Monday, September 27, 2021

Morphing Armatures


Surody discovered that automatic armature morphing does not work when rendering animations. To circumvent this problem, a new tool for rendering a sequence of frames has been introduced, see Morphing Armatures and Rendering.

Original post:

In DAZ Studio it is possible to create morphs that change both the character mesh and armature, so called ERC (Enhanced Remote Control) morphs. In Blender that would correspond to morphs that change the rest pose of an armature, but that is not supported by Blender. In the past such ERC morphs have been ignored, but with the latest commit of the DAZ Importer they can be dealt with.

In order for ERC morphs to be loaded, the global setting ERC Morphs option must be enabled, otherwise morphing armatures will not work. In most cases it is not necessary to morph armatures, and by disabling this option we can eliminate some overhead.

Assume that we want to animate how dr Jekyll is transformed into mr Hyde. Here we have three frames from that sequence, with the Hyde morph at 0%, 50%, and 100% respectively. The mesh is transformed nicely, but the armature does not follow suit.
There is a new tool that takes care of that. After the value for the Hyde morph has been set, press the Morph Armature button in the Morphs panel.
The armature now jumps into place. Here is mr Hyde at 50% and 100% with his morphed armature. The bone lengths do not change even though the distance between the bones has increased, but that does not really matter. What matters is that the bone heads, i.e. the pivot points, are at the right location. We see that the lCarpal4 bone does not move for some reason, probably because it has been misspelled.

That the pivot points are located correctly is important when the character is posed. Observe the right shoulder in the picture above.

It is inconvenient to have to press the Morph Armature button for each frame change, and you may wonder if there is a way to automate that. The answer is yes, but the procedure is somewhat awkward. However, it is awkward on purpose, for two reasons.

  • Morphing armatures is a quite expensive operation, which we don't want to enable by accident.

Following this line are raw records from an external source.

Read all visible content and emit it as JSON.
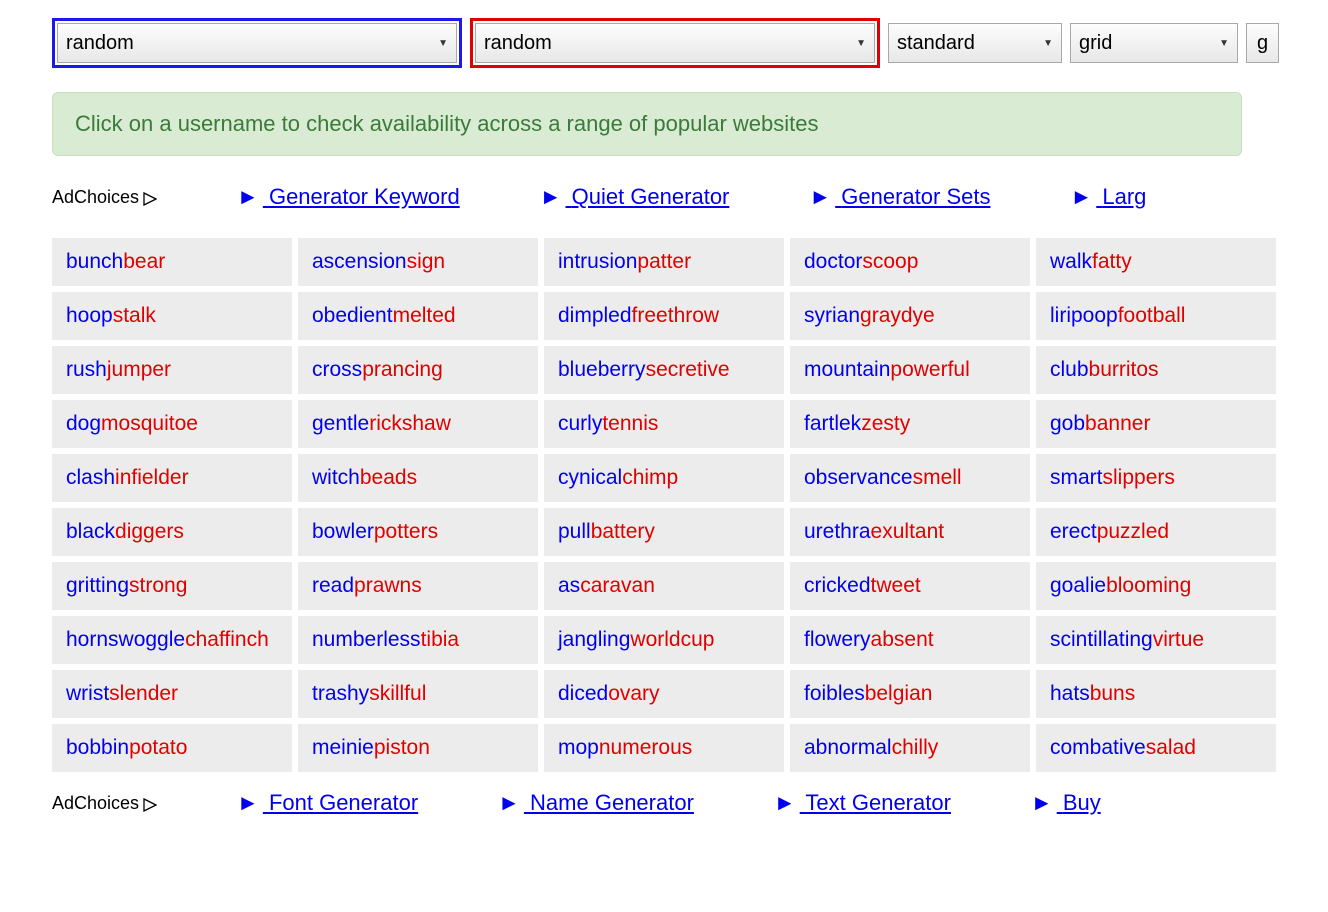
{
  "controls": {
    "select1": "random",
    "select2": "random",
    "select3": "standard",
    "select4": "grid",
    "go": "g"
  },
  "banner": "Click on a username to check availability across a range of popular websites",
  "adchoices_label": "AdChoices",
  "ads_top": [
    "Generator Keyword",
    "Quiet Generator",
    "Generator Sets",
    "Larg"
  ],
  "ads_bottom": [
    "Font Generator",
    "Name Generator",
    "Text Generator",
    "Buy"
  ],
  "usernames": [
    [
      [
        "bunch",
        "bear"
      ],
      [
        "ascension",
        "sign"
      ],
      [
        "intrusion",
        "patter"
      ],
      [
        "doctor",
        "scoop"
      ],
      [
        "walk",
        "fatty"
      ]
    ],
    [
      [
        "hoop",
        "stalk"
      ],
      [
        "obedient",
        "melted"
      ],
      [
        "dimpled",
        "freethrow"
      ],
      [
        "syrian",
        "graydye"
      ],
      [
        "liripoop",
        "football"
      ]
    ],
    [
      [
        "rush",
        "jumper"
      ],
      [
        "cross",
        "prancing"
      ],
      [
        "blueberry",
        "secretive"
      ],
      [
        "mountain",
        "powerful"
      ],
      [
        "club",
        "burritos"
      ]
    ],
    [
      [
        "dog",
        "mosquitoe"
      ],
      [
        "gentle",
        "rickshaw"
      ],
      [
        "curly",
        "tennis"
      ],
      [
        "fartlek",
        "zesty"
      ],
      [
        "gob",
        "banner"
      ]
    ],
    [
      [
        "clash",
        "infielder"
      ],
      [
        "witch",
        "beads"
      ],
      [
        "cynical",
        "chimp"
      ],
      [
        "observance",
        "smell"
      ],
      [
        "smart",
        "slippers"
      ]
    ],
    [
      [
        "black",
        "diggers"
      ],
      [
        "bowler",
        "potters"
      ],
      [
        "pull",
        "battery"
      ],
      [
        "urethra",
        "exultant"
      ],
      [
        "erect",
        "puzzled"
      ]
    ],
    [
      [
        "gritting",
        "strong"
      ],
      [
        "read",
        "prawns"
      ],
      [
        "as",
        "caravan"
      ],
      [
        "cricked",
        "tweet"
      ],
      [
        "goalie",
        "blooming"
      ]
    ],
    [
      [
        "hornswoggle",
        "chaffinch"
      ],
      [
        "numberless",
        "tibia"
      ],
      [
        "jangling",
        "worldcup"
      ],
      [
        "flowery",
        "absent"
      ],
      [
        "scintillating",
        "virtue"
      ]
    ],
    [
      [
        "wrist",
        "slender"
      ],
      [
        "trashy",
        "skillful"
      ],
      [
        "diced",
        "ovary"
      ],
      [
        "foibles",
        "belgian"
      ],
      [
        "hats",
        "buns"
      ]
    ],
    [
      [
        "bobbin",
        "potato"
      ],
      [
        "meinie",
        "piston"
      ],
      [
        "mop",
        "numerous"
      ],
      [
        "abnormal",
        "chilly"
      ],
      [
        "combative",
        "salad"
      ]
    ]
  ]
}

E.g., the frame rate for the Jekyll-to-Hyde sequence dropped from 54 fps to 8 fps when auto-morphing armatures was enabled.
  • Auto-morphing relies on application handlers, which would not be defined if the DAZ Importer is disabled, or if the blend file is moved to another computer, e.g. at a render farm.

To make auto-morphing work even when the DAZ Importer is disabled, we have to load the file into the text editor and register it, in the same way as the stripped runtime system was loaded in previous releases of the DAZ Importer.

To enable auto-morphing in a single session:

  1. Open the file in a text editor window. It is located in the runtime subfolder.
  2. Run the script by pressing the right-pointing triangle button (Run Script).

To make it persistent, so auto-morphing is enabled automatically every time the blend file is opened. This is what you want to do if you send the file to a render farm.

  1. Open the file
  2. Enable the Text > Register checkbox.
  3. Save the blend file.
  4. Reopen the blend file.

When automorphing is enabled, only selected armatures are morphed. This can be used to control which armatures are morphed, although deselecting an armature does not change performance very much. The handler toggles into edit mode once for each frame change and updates the rest pose of all selected armatures. Typically going in and out of edit mode is the expensive operation, and that is only done once independent on the number of armatures.

Here we see the difference between the armature being selected or not.